**What to work on**
When the string "zoom" is part of a line in the data below, report the whole line.

**Material to process**

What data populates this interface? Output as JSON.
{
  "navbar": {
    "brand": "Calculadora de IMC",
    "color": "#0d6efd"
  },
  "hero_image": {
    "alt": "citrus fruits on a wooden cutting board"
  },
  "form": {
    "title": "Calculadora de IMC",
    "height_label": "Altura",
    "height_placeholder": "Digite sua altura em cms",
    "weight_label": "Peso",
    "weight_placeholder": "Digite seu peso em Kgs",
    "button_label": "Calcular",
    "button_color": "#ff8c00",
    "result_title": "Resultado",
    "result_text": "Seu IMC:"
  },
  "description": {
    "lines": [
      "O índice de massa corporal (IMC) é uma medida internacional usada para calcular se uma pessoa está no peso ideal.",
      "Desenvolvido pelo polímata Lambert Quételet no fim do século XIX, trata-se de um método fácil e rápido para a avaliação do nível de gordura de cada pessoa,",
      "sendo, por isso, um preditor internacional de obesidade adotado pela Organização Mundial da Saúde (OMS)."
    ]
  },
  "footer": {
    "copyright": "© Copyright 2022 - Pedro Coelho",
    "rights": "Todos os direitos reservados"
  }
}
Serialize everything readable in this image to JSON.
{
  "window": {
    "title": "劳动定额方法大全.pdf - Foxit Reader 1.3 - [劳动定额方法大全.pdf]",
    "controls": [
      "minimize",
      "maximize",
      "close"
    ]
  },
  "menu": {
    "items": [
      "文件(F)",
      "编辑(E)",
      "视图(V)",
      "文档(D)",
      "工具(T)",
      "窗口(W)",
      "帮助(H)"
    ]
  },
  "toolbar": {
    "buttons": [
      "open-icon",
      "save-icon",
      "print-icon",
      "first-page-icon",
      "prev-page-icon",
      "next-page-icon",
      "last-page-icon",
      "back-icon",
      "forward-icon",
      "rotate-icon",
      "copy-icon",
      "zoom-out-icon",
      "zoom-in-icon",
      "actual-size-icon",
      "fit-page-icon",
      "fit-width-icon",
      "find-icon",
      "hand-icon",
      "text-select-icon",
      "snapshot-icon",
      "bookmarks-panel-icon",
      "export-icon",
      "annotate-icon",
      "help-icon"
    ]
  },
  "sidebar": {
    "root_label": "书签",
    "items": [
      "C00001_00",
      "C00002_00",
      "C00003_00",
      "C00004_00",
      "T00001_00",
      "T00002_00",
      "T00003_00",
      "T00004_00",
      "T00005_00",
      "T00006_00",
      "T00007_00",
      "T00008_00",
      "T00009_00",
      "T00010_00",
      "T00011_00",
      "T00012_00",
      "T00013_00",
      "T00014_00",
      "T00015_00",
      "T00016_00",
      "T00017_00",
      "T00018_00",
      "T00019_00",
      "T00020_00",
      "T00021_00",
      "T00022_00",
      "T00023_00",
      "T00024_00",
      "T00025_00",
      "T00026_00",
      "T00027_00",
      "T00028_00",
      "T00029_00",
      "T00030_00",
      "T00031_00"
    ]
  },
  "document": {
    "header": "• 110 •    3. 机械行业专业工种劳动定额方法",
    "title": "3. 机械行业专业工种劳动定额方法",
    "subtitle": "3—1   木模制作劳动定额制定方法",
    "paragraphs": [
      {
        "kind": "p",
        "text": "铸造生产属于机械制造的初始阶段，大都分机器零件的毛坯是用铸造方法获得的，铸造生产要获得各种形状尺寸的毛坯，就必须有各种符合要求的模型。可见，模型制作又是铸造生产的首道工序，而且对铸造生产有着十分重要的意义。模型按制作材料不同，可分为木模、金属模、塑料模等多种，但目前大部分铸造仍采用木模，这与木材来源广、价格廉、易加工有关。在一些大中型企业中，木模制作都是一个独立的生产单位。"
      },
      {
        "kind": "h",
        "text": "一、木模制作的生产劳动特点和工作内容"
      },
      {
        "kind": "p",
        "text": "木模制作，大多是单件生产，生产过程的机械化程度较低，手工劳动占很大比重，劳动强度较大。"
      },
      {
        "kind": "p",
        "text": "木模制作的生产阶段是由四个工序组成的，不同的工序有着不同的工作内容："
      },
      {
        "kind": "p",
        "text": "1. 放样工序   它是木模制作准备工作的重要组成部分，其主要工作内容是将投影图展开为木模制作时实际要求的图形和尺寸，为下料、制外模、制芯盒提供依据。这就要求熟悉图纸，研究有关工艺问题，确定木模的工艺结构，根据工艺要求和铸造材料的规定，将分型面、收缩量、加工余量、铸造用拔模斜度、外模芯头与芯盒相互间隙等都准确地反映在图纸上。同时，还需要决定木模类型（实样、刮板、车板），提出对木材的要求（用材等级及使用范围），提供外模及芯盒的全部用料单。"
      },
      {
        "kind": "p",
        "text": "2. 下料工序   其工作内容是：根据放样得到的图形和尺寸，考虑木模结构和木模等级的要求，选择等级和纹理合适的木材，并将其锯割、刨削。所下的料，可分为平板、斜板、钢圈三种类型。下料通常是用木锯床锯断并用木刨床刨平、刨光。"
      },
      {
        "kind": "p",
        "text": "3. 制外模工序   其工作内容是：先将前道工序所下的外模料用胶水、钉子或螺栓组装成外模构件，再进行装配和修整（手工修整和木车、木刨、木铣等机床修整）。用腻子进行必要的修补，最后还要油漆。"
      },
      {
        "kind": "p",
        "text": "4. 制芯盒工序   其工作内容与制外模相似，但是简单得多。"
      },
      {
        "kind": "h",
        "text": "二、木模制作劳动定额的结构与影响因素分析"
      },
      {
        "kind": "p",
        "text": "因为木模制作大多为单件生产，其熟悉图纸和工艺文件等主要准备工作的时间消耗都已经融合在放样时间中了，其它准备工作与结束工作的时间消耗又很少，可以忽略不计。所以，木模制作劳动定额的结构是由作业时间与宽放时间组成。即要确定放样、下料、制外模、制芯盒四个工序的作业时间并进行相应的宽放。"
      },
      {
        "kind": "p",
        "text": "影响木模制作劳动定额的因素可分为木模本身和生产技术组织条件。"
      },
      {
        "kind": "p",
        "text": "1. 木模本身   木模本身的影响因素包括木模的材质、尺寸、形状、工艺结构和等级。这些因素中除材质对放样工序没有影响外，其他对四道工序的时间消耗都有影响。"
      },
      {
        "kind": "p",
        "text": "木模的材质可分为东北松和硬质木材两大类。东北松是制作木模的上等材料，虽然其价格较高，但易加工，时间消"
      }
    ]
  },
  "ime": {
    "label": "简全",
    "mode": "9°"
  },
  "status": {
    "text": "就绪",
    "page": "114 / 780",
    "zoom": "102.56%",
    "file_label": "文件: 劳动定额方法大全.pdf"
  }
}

**Solution to the exercise**
      "zoom-out-icon",
      "zoom-in-icon",
    "zoom": "102.56%",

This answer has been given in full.